Send to

Choose Destination
See comment in PubMed Commons below
Int J Impot Res. 2013 Jul-Aug;25(4):138-42. doi: 10.1038/ijir.2012.47. Epub 2013 Jan 10.

Gender difference in brain activation to audio-visual sexual stimulation; do women and men experience the same level of arousal in response to the same video clip?

Author information

1
Departments of Urology, Ewha Womans University, Seoul, Republic of Korea.

Abstract

Factors related to sexual arousal are different in men and women. The conditions for women to become aroused are more complex. However, the conventional audio-visual stimulation (AVS) materials used to evaluate sexual arousal are universal. In the present study, we investigated sexual differences in the response to different types of AVS by studying activated areas of the brain using functional magnetic resonance imaging (fMRI). fMRI was performed during two types of AVS in 20 healthy heterosexual volunteers (aged 20-28 years, 10 men and 10 women). The two AVS types were: (1) mood type, erotic video clips with a concrete story and (2) physical type, directly exposing sexual intercourse and genitalia. fMRI images were analyzed and compared for each stimulation with a Mann-Whitney U test, with statistical significance set at P<0.05. Men preferred the physical type of AVS to the mood type (mean arousal score 2.14 vs 1.86 in females) and women preferred the mood type (mean arousal score 2.14 vs 1.86 in males) (P<0.05). Degrees of activation in brain areas differed between genders and types of AVS for each gender. This should be considered when applying the AVS method to evaluate and diagnose female sexual dysfunction.

PMID:
23303334
DOI:
10.1038/ijir.2012.47
[Indexed for MEDLINE]
PubMed Commons home

PubMed Commons

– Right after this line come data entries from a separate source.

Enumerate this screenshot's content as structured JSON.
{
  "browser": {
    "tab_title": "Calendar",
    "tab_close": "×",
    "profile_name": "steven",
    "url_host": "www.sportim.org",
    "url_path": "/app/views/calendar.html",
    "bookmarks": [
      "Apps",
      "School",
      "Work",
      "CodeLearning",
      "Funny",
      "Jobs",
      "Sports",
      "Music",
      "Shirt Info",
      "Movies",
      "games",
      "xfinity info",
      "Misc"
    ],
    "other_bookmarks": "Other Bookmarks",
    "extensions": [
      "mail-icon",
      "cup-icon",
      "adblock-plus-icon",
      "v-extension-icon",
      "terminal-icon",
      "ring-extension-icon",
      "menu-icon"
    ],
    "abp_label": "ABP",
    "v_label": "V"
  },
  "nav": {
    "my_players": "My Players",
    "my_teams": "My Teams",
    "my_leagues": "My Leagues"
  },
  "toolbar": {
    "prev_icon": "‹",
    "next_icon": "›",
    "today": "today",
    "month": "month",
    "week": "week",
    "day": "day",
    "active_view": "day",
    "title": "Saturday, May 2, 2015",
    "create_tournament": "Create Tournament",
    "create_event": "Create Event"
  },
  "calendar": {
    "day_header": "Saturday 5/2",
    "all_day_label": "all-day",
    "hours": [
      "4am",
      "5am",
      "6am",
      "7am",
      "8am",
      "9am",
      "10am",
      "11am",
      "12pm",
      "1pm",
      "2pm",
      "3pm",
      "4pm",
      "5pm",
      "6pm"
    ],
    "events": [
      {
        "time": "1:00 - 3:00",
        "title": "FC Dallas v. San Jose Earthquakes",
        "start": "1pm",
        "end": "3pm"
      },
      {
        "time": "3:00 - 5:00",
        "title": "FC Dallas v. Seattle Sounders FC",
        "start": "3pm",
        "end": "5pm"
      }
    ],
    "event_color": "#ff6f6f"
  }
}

0 comments
How to join PubMed Commons

    Supplemental Content

    Full text links

    Icon for Nature Publishing Group
    Loading ...
    Support Center